I've also listed all the closed-end equity funds that I know of, but haven't included open-ended funds because the list would be far too long; almost every major fund group has an India fund. You can find a list using a screening tool like Morningstar.

Figure 7. India ETFs and closed end funds

Swipe to scroll horizontally
Axa-BNP EasyETF DJ India 150.65%FR
CASAM MSCI India0.80%FR, FR$
DB x-trackers S&P CNX Nifty0.85%CH, DE, FR, GB, GB$, HK, IT, SG
iPath MSCI India ETN0.89%US
iShares BSE Sensex India0.99%HK
iShares MSCI India1.05%SG
Lyxor S&P CNX Nifty0.85%GB, GB$, SG
Lyxor MSCI India0.85%CH$, DE, ES, FR, HK, IT, SG
PowerShares India0.78%US
Van Eck Market Vectors Rupee0.55%US
WisdomTree Dreyfus Indian Rupee0.45%US
WisdomTree India Earnings0.88%US
Aberdeen New India Investment Trust1.80%LN:NII
Blackstone India Fund1.28%US:IFN
DPF India Opportunities Fund3.78%TSX:DPF.UN
Excel India Trust1.70%TSX:EXI.UN
India Equities Fund4.30%ASX:INE
JP Morgan India Investment Trust1.80%LN:JII
Morgan Stanley India Investment Fund1.46%US:IIF

There are also a number of specialist funds listed in London. Some could provide an interesting alternative, but please bear in mind that most are small funds that charge high performance fees, invest in illiquid assets and depend heavily on manager skill, making them higher-risk investments.

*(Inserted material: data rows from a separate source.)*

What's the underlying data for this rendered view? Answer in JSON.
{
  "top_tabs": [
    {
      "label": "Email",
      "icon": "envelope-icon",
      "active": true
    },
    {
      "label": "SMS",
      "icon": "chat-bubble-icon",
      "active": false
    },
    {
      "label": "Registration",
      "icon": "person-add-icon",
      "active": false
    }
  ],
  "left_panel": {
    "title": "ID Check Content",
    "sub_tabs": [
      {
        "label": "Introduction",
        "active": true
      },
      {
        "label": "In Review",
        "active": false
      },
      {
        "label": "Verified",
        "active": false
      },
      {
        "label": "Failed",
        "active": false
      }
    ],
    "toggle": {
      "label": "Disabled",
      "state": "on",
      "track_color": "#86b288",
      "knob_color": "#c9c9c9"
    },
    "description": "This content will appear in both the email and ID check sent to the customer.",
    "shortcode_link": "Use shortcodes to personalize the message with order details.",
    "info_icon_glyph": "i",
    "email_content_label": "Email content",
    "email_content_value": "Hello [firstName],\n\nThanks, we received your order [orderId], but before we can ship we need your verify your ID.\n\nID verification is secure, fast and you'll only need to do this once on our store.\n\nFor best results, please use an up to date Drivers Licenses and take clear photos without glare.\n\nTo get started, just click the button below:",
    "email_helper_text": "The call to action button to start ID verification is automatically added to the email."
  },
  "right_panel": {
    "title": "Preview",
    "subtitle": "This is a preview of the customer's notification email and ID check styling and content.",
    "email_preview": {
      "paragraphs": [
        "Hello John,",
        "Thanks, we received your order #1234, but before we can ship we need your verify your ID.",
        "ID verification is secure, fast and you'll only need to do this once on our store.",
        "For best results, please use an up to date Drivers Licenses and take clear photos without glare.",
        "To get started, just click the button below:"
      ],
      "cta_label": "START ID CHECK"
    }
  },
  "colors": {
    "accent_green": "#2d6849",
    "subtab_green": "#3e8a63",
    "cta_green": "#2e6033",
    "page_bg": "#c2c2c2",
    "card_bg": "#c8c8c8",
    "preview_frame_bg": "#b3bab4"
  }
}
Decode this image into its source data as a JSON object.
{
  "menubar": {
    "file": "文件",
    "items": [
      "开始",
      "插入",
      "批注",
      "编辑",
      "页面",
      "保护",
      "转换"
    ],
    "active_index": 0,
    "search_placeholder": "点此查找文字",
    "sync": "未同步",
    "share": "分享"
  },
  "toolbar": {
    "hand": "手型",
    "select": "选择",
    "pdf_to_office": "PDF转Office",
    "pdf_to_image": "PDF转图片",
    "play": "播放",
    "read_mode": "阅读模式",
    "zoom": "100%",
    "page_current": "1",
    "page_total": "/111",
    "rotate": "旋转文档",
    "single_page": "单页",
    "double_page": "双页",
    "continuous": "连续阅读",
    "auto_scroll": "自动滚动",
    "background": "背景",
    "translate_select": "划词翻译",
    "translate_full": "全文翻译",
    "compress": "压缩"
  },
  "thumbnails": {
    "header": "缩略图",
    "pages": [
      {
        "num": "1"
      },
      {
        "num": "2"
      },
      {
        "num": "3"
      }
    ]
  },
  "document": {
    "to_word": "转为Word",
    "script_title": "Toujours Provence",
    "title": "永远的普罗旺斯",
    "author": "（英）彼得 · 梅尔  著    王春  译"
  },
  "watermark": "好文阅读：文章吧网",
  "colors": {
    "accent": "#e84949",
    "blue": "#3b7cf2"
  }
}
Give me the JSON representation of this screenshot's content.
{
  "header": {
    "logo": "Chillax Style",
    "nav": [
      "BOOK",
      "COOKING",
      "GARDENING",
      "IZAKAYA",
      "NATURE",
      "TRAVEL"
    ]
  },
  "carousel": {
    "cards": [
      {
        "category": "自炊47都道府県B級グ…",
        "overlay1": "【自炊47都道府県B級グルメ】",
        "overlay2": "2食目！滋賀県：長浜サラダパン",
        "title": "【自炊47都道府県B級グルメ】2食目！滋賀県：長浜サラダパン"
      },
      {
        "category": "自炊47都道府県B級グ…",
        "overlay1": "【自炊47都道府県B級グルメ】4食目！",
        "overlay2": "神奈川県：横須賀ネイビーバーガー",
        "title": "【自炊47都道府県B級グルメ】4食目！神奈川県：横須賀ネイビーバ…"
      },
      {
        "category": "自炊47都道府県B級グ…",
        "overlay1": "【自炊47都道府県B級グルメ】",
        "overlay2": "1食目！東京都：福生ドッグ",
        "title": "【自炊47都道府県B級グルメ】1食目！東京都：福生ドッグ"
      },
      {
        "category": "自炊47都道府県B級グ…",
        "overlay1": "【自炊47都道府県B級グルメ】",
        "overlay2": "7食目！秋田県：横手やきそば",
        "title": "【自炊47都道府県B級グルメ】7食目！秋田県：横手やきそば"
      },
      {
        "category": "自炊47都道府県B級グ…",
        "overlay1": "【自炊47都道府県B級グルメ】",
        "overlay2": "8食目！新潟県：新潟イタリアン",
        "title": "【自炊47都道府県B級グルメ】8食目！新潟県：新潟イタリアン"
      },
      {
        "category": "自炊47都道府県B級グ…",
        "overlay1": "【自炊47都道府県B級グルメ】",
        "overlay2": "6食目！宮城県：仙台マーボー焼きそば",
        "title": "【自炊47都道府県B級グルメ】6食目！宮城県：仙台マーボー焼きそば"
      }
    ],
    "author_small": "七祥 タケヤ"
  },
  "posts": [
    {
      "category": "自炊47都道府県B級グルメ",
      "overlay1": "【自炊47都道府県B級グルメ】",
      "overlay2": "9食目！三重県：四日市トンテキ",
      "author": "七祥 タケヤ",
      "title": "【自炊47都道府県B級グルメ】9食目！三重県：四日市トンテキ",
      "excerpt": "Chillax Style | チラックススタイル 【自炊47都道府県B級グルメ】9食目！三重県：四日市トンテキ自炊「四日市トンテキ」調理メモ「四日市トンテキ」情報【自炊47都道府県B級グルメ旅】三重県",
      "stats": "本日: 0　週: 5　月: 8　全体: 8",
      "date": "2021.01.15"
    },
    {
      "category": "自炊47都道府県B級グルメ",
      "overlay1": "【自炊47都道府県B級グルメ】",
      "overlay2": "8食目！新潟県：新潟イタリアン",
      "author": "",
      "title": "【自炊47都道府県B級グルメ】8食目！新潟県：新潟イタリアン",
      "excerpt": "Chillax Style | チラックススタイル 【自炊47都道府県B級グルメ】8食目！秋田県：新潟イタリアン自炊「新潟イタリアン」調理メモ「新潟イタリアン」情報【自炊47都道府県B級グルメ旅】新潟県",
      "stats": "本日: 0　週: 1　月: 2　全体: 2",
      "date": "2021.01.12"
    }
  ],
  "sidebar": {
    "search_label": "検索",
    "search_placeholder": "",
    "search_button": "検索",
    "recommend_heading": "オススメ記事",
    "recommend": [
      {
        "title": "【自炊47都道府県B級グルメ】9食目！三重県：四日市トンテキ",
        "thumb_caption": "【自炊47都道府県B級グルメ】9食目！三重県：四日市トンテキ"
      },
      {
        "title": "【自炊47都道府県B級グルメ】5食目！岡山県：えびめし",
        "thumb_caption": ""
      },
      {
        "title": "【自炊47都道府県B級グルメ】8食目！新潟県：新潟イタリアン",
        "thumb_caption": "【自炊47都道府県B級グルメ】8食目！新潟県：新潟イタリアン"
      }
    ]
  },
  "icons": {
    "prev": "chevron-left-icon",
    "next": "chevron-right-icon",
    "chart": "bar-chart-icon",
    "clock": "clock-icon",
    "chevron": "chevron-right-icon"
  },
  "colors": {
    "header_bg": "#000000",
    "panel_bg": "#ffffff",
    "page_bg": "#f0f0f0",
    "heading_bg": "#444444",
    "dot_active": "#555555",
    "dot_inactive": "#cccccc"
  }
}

Figure 8. India specialist Aim-listed funds

Swipe to scroll horizontally
Dhir IndiaDistressed investmentsLN:DHIR
Elephant CapitalPrivate equityLN:ECAP
Evolvence India HoldingsPrivate equityLN:EIH
HircoReal estateLN:HRCO
India Capital GrowthMid/small cap and unlistedLN:IGC
Infrastructure IndiaInfrastructureLN:IIP
Ishaan Real EstateReal estateLN:ISH
Naya Bharat PropertyReal estateLN:NBPC
Trikona Trinity CapitalReal estateLN:TRC

As I mentioned previously, I'm aiming to do a feature on Asia investment trusts/closed-end funds once I've managed to compile a full list of what's available. So if you know of an especially interesting fund that I've missed out, please drop me a line on

Finally this week, there's now a page on the MoneyWeek website with the MoneyWeek Asia emails and my shorter articles collected together. We'll work on ways to improve this and bring you more coverage of Asia in the next few months.

This article is from MoneyWeek Asia, a FREE weekly email of investment ideas and news every Monday from MoneyWeek magazine, covering the world's fastest-developing and most exciting region. Sign up to MoneyWeek Asia here

Cris Sholto Heaton

Cris Sholto Heaton is an investment analyst and writer who has been contributing to MoneyWeek since 2006 and was managing editor of the magazine between 2016 and 2018. He is especially interested in international investing, believing many investors still focus too much on their home markets and that it pays to take advantage of all the opportunities the world offers. He often writes about Asian equities, international income and global asset allocation.

Cris began his career in financial services consultancy at PwC and Lane Clark & Peacock, before an abrupt change of direction into oil, gas and energy at Petroleum Economist and Platts and subsequently into investment research and writing. In addition to his articles for MoneyWeek, he also works with a number of asset managers, consultancies and financial information providers.

He holds the Chartered Financial Analyst designation and the Investment Management Certificate, as well as degrees in finance and mathematics. He has also studied acting, film-making and photography, and strongly suspects that an awareness of what makes a compelling story is just as important for understanding markets as any amount of qualifications.